**WORK INSTRUCTIONS:** Nothing but the data itself, reproduced exactly, is the expected answer.

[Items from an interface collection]
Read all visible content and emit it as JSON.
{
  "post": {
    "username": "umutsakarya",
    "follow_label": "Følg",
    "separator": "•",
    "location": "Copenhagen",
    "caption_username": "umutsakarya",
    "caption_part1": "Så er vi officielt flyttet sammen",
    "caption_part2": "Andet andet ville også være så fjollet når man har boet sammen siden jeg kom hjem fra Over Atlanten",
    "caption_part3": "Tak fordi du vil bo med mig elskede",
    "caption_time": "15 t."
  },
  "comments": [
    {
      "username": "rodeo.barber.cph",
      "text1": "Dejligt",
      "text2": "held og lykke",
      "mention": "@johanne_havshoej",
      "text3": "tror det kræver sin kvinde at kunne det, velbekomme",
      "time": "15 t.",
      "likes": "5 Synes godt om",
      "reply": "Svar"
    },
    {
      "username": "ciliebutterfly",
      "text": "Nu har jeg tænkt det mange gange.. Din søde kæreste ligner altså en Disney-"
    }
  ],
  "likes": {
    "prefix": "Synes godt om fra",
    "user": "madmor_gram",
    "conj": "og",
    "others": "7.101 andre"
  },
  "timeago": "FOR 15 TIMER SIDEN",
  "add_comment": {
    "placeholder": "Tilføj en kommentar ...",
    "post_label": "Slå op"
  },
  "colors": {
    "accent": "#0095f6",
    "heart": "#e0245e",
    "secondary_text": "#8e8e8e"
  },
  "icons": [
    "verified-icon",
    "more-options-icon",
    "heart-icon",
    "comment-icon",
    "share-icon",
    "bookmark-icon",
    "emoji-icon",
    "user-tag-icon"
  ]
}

**ANSWER SPACE:**
Read all visible content and emit it as JSON.
{
  "post": {
    "username": "umutsakarya",
    "follow_label": "Følg",
    "separator": "•",
    "location": "Copenhagen",
    "caption_username": "umutsakarya",
    "caption_part1": "Så er vi officielt flyttet sammen",
    "caption_part2": "Andet andet ville også være så fjollet når man har boet sammen siden jeg kom hjem fra Over Atlanten",
    "caption_part3": "Tak fordi du vil bo med mig elskede",
    "caption_time": "15 t."
  },
  "comments": [
    {
      "username": "rodeo.barber.cph",
      "text1": "Dejligt",
      "text2": "held og lykke",
      "mention": "@johanne_havshoej",
      "text3": "tror det kræver sin kvinde at kunne det, velbekomme",
      "time": "15 t.",
      "likes": "5 Synes godt om",
      "reply": "Svar"
    },
    {
      "username": "ciliebutterfly",
      "text": "Nu har jeg tænkt det mange gange.. Din søde kæreste ligner altså en Disney-"
    }
  ],
  "likes": {
    "prefix": "Synes godt om fra",
    "user": "madmor_gram",
    "conj": "og",
    "others": "7.101 andre"
  },
  "timeago": "FOR 15 TIMER SIDEN",
  "add_comment": {
    "placeholder": "Tilføj en kommentar ...",
    "post_label": "Slå op"
  },
  "colors": {
    "accent": "#0095f6",
    "heart": "#e0245e",
    "secondary_text": "#8e8e8e"
  },
  "icons": [
    "verified-icon",
    "more-options-icon",
    "heart-icon",
    "comment-icon",
    "share-icon",
    "bookmark-icon",
    "emoji-icon",
    "user-tag-icon"
  ]
}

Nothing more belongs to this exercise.